Hechtman explained that there are two ways treatment can be provided depending on the equipment. One technique requires the abdomen to be compressed so the diaphram can’t expand, which helps to diminish the motion of the lesion. This can be uncomfortable for the patient, especially for those with COPD. AR Gould uses sophisticated imaging that adjusts for respiratory motion, therefore abdominal compression is not necessary to deliver this advanced treatment safely and more comfortably for our patients.
In addition to radiation therapy, now including SBRT, and medical oncology provided by the hospital’s Cancer Care service, AR Gould offers several other services that support patients through their cancer journey. A major aspect of this support is Palliative Care, which is patient-centered care that supports quality of life and ensures a patient’s goals of care are being supported.
Also playing a key role in the comprehensive cancer care are services through the Imaging and Rehabilitation Departments. The hospital’s Imaging Department includes the only PET scanner north of Bangor, which is used for tumor detection, staging, and treatment planning, as well as 3D mammography. The hospital’s rehabilitation department includes therapists who are specially trained for oncology rehab and lymphedema to help cancer patients through recovery.
For cancer care that may not be able to be handled locally, the hospital maintains strong relationships with Northern Light Cancer Care in Brewer, as well as both Dana-Farber Cancer Institute and Massachusetts General Hospital Cancer Center in Boston.
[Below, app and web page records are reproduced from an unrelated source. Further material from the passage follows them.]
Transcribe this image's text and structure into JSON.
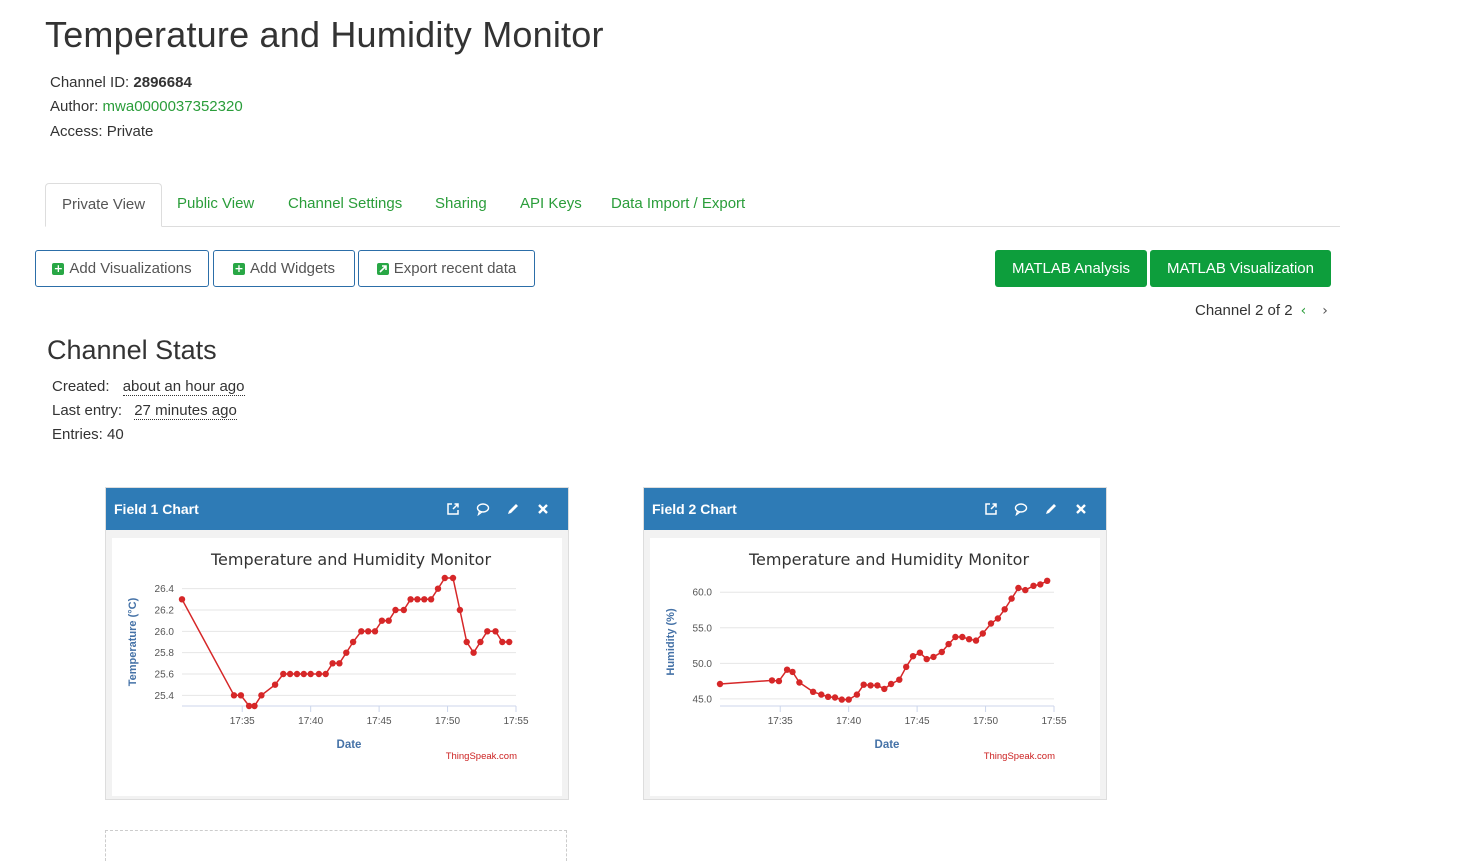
{
  "page": {
    "title": "Temperature and Humidity Monitor",
    "channel_id_label": "Channel ID:",
    "channel_id": "2896684",
    "author_label": "Author:",
    "author": "mwa0000037352320",
    "access_label": "Access:",
    "access": "Private"
  },
  "tabs": [
    "Private View",
    "Public View",
    "Channel Settings",
    "Sharing",
    "API Keys",
    "Data Import / Export"
  ],
  "toolbar": {
    "add_visualizations": "Add Visualizations",
    "add_widgets": "Add Widgets",
    "export_recent": "Export recent data",
    "matlab_analysis": "MATLAB Analysis",
    "matlab_visualization": "MATLAB Visualization",
    "channel_nav": "Channel 2 of 2"
  },
  "stats": {
    "title": "Channel Stats",
    "created_label": "Created:",
    "created": "about an hour ago",
    "last_entry_label": "Last entry:",
    "last_entry": "27 minutes ago",
    "entries": "Entries: 40"
  },
  "colors": {
    "header_blue": "#2e7bb6",
    "green": "#0d9e3c",
    "series_red": "#d62728"
  },
  "panels": [
    {
      "title": "Field 1 Chart"
    },
    {
      "title": "Field 2 Chart"
    }
  ],
  "chart_data": [
    {
      "type": "line",
      "title": "Temperature and Humidity Monitor",
      "xlabel": "Date",
      "ylabel": "Temperature (°C)",
      "credit": "ThingSpeak.com",
      "x_ticks": [
        "17:35",
        "17:40",
        "17:45",
        "17:50",
        "17:55"
      ],
      "y_ticks": [
        "25.4",
        "25.6",
        "25.8",
        "26.0",
        "26.2",
        "26.4"
      ],
      "ylim": [
        25.3,
        26.5
      ],
      "xlim": [
        30.6,
        55.0
      ],
      "series": [
        {
          "x": [
            30.6,
            34.4,
            34.9,
            35.5,
            35.9,
            36.4,
            37.4,
            38.0,
            38.5,
            39.0,
            39.5,
            40.0,
            40.6,
            41.1,
            41.6,
            42.1,
            42.6,
            43.1,
            43.7,
            44.2,
            44.7,
            45.2,
            45.7,
            46.2,
            46.8,
            47.3,
            47.8,
            48.3,
            48.8,
            49.3,
            49.8,
            50.4,
            50.9,
            51.4,
            51.9,
            52.4,
            52.9,
            53.5,
            54.0,
            54.5
          ],
          "y": [
            26.3,
            25.4,
            25.4,
            25.3,
            25.3,
            25.4,
            25.5,
            25.6,
            25.6,
            25.6,
            25.6,
            25.6,
            25.6,
            25.6,
            25.7,
            25.7,
            25.8,
            25.9,
            26.0,
            26.0,
            26.0,
            26.1,
            26.1,
            26.2,
            26.2,
            26.3,
            26.3,
            26.3,
            26.3,
            26.4,
            26.5,
            26.5,
            26.2,
            25.9,
            25.8,
            25.9,
            26.0,
            26.0,
            25.9,
            25.9
          ]
        }
      ]
    },
    {
      "type": "line",
      "title": "Temperature and Humidity Monitor",
      "xlabel": "Date",
      "ylabel": "Humidity (%)",
      "credit": "ThingSpeak.com",
      "x_ticks": [
        "17:35",
        "17:40",
        "17:45",
        "17:50",
        "17:55"
      ],
      "y_ticks": [
        "45.0",
        "50.0",
        "55.0",
        "60.0"
      ],
      "ylim": [
        44.0,
        62.0
      ],
      "xlim": [
        30.6,
        55.0
      ],
      "series": [
        {
          "x": [
            30.6,
            34.4,
            34.9,
            35.5,
            35.9,
            36.4,
            37.4,
            38.0,
            38.5,
            39.0,
            39.5,
            40.0,
            40.6,
            41.1,
            41.6,
            42.1,
            42.6,
            43.1,
            43.7,
            44.2,
            44.7,
            45.2,
            45.7,
            46.2,
            46.8,
            47.3,
            47.8,
            48.3,
            48.8,
            49.3,
            49.8,
            50.4,
            50.9,
            51.4,
            51.9,
            52.4,
            52.9,
            53.5,
            54.0,
            54.5
          ],
          "y": [
            47.1,
            47.6,
            47.5,
            49.1,
            48.8,
            47.3,
            46.0,
            45.6,
            45.3,
            45.2,
            44.9,
            44.9,
            45.6,
            47.0,
            46.9,
            46.9,
            46.4,
            47.1,
            47.7,
            49.5,
            51.0,
            51.5,
            50.6,
            50.9,
            51.6,
            52.7,
            53.7,
            53.7,
            53.4,
            53.2,
            54.2,
            55.6,
            56.3,
            57.6,
            59.1,
            60.6,
            60.3,
            60.9,
            61.1,
            61.6
          ]
        }
      ]
    }
  ]
}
The team providing the first SBRT treatment at AR Gould Hospital included, from left: Deirdre Ames, RT(R)(T) and Joshua Trainer, RT(T), radiation therapy technicians; Charles Hechtman, PhD, MD, radiation oncologist; and Brice Hamilton, MS, DABR, a physicist from CTSI.